The Wealth Tax Commission sees a one-off wealth tax as being:
a) fair as it falls on the broadest shoulders - although I would note that some of the assets in the taxable pot, such as a pension, are likely to be illiquid. Furthermore, for many people, much of their wealth arises from inflationary gains on the value of their home (particularly in the South East of England). Wealth tied up in bricks and mortar may well be owned by people on low salaries or those who have retired.
Effectively, taxing business profits twice also seems odd, or is really a tax on undistributed profits. This creates a tax on the prudent who leave profit in a business to be prepared for future emergencies. Surely, if business and the government have learnt anything from Covid-19, it should be the value of being prepared and retaining a contingency fund? A wealth tax is likely to discourage such sensible behaviour.
b) efficient as it would not discourage economic activity and the administrative costs of collection should be relatively low - I disagree with this conclusion, as I fear it may deter many foreign investors from investing in the UK.
Some assets are relatively easy to value but others, such as shares in unquoted companies, are notoriously difficult.
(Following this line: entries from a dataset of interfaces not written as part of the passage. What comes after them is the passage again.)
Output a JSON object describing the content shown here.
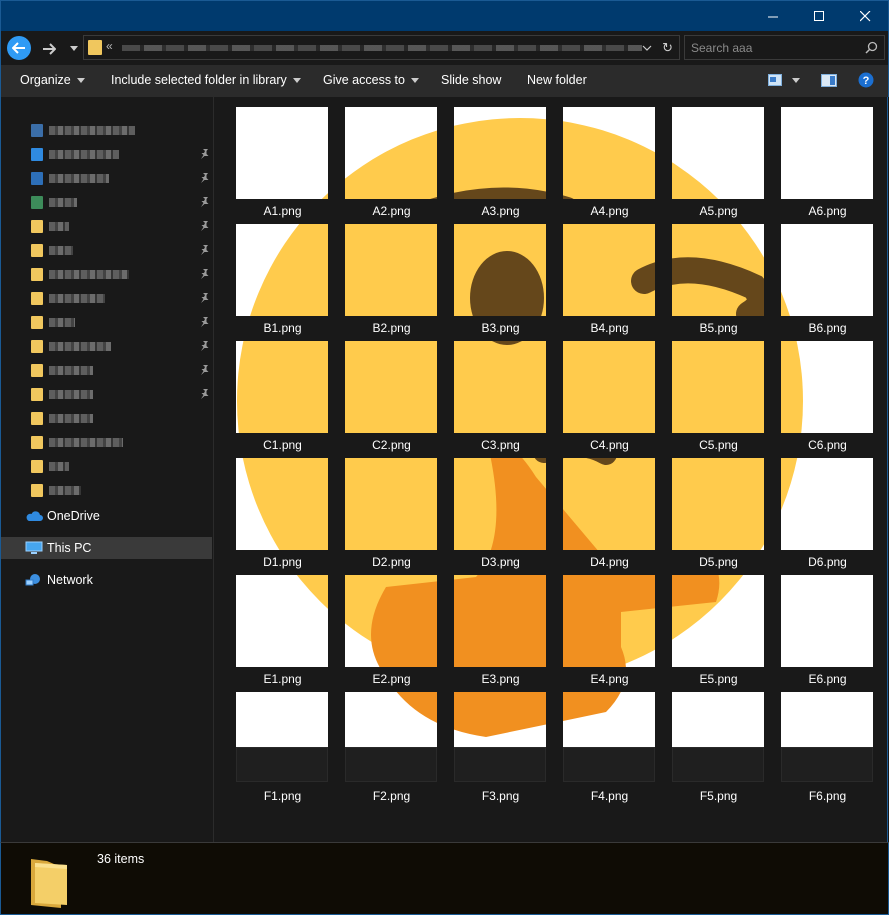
{
  "window": {
    "minimize_glyph": "—",
    "maximize_glyph": "☐",
    "close_glyph": "✕"
  },
  "address": {
    "chevron": "«",
    "path_redacted": true
  },
  "search": {
    "placeholder": "Search aaa"
  },
  "toolbar": {
    "organize": "Organize",
    "include_library": "Include selected folder in library",
    "give_access": "Give access to",
    "slide_show": "Slide show",
    "new_folder": "New folder"
  },
  "sidebar": {
    "quick_access_count": 16,
    "onedrive": "OneDrive",
    "this_pc": "This PC",
    "network": "Network"
  },
  "files": [
    [
      "A1.png",
      "A2.png",
      "A3.png",
      "A4.png",
      "A5.png",
      "A6.png"
    ],
    [
      "B1.png",
      "B2.png",
      "B3.png",
      "B4.png",
      "B5.png",
      "B6.png"
    ],
    [
      "C1.png",
      "C2.png",
      "C3.png",
      "C4.png",
      "C5.png",
      "C6.png"
    ],
    [
      "D1.png",
      "D2.png",
      "D3.png",
      "D4.png",
      "D5.png",
      "D6.png"
    ],
    [
      "E1.png",
      "E2.png",
      "E3.png",
      "E4.png",
      "E5.png",
      "E6.png"
    ],
    [
      "F1.png",
      "F2.png",
      "F3.png",
      "F4.png",
      "F5.png",
      "F6.png"
    ]
  ],
  "status": {
    "item_count": "36 items"
  },
  "colors": {
    "accent": "#2f9bf5",
    "titlebar": "#003a6e",
    "emoji_face": "#ffcb4c",
    "emoji_feature": "#65471b",
    "emoji_hand": "#f19020",
    "folder": "#f0c75e"
  }
}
Even the value of shares in quoted entities can vary considerably over a short space of time. As such, if fairness is genuinely important to those implementing this tax, it may be necessary for volatile assets and pension pots (which tend to include such assets) to be valued on an average/smoothed out basis.
c) very difficult to avoid – this is not necessarily the case, as there could be a flight of capital out of the UK by non-domiciled HNWs.
As an economy, undoubtedly we need to raise more taxes to pay for the costs of the pandemic. However, a productive way of achieving this is to encourage wealth generation. That way, the cake as a whole is bigger, thereby increasing the government's share. The risk with a wealth tax is that it has the reverse effect and discourages people from saving and investing in their futures.
Further, it is billed as a one-off tax - does Hansard note whether William Pitt the Younger promised the House the same for income tax raised to fund the Napoleonic wars?
The Wealth Tax Commission has recommended that households pay a 1% levy on wealth over £500,000 each year for five years. The tax would apply to a person's wealth -including their home and any other properties, pension pots, business and financial wealth. Any debts, such as mortgages, would be deductible